The date of the transition has been delayed for 18 months and will become effective on Jan. 5, 2020, to allow for an orderly transition.
The decision to terminate TPS for Honduras was made after a review of the environmental disaster-related conditions upon which the country’s original 1999 TPS designation was based and an assessment of whether those originating conditions continue to exist, as required by statute. Based on careful consideration of available information, including recommendations received as part of an inter-agency consultation process, the secretary determined that the disruption of living conditions in Honduras from Hurricane Mitch that served as the basis for its TPS designation has decreased to a degree that it should no longer be regarded as substantial.
The 18-month delayed effective date will also provide time for Honduras to prepare for the return and reintegration of its citizens. During this timeframe, DHS will work with the Department of State and the government of Honduras to help educate relevant stakeholders and facilitate an orderly transition. In addition to materials posted online, DHS components will participate in outreach activities such as teleconferences, town halls, and roundtables to ensure that affected populations have a full and accurate understanding of their rights and obligations.

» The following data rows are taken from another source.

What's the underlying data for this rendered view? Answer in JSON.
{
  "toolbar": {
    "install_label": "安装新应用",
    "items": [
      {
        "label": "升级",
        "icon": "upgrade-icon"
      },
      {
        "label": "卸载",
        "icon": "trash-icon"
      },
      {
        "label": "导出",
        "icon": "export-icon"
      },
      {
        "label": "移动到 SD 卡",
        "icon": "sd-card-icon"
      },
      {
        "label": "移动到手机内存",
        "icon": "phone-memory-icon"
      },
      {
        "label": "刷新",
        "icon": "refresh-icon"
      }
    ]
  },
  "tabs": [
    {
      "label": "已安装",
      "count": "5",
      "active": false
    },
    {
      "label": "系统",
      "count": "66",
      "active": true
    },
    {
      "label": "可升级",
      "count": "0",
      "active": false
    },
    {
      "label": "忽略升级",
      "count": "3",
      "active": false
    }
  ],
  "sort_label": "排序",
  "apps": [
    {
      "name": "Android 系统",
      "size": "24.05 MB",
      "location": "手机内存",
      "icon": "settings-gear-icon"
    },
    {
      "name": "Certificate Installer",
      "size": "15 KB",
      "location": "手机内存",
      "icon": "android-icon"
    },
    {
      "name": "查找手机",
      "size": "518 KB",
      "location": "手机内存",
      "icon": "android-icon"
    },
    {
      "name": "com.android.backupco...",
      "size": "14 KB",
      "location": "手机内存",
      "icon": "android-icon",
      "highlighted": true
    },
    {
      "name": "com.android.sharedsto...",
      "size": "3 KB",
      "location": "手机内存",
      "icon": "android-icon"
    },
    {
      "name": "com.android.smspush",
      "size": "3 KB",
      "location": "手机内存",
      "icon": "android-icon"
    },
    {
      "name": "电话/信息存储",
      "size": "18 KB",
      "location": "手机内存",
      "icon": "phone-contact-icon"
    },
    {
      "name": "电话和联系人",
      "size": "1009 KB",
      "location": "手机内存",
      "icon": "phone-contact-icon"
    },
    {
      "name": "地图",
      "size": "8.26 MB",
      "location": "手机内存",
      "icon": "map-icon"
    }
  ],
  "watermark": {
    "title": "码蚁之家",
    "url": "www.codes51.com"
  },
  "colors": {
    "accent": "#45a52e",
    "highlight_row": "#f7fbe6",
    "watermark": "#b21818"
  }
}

Honduran citizens with current TPS registrations will be required to re-register for TPS and apply for Employment Authorization Documents in order to legally work in the United States until the termination of Honduras’ TPS designation becomes effective. Further details about this termination for TPS, including the re-registration period, will appear in a Federal Register notice. Honduran TPS beneficiaries should not submit re-registration applications until the re-registration period is announced through the Federal Register notice.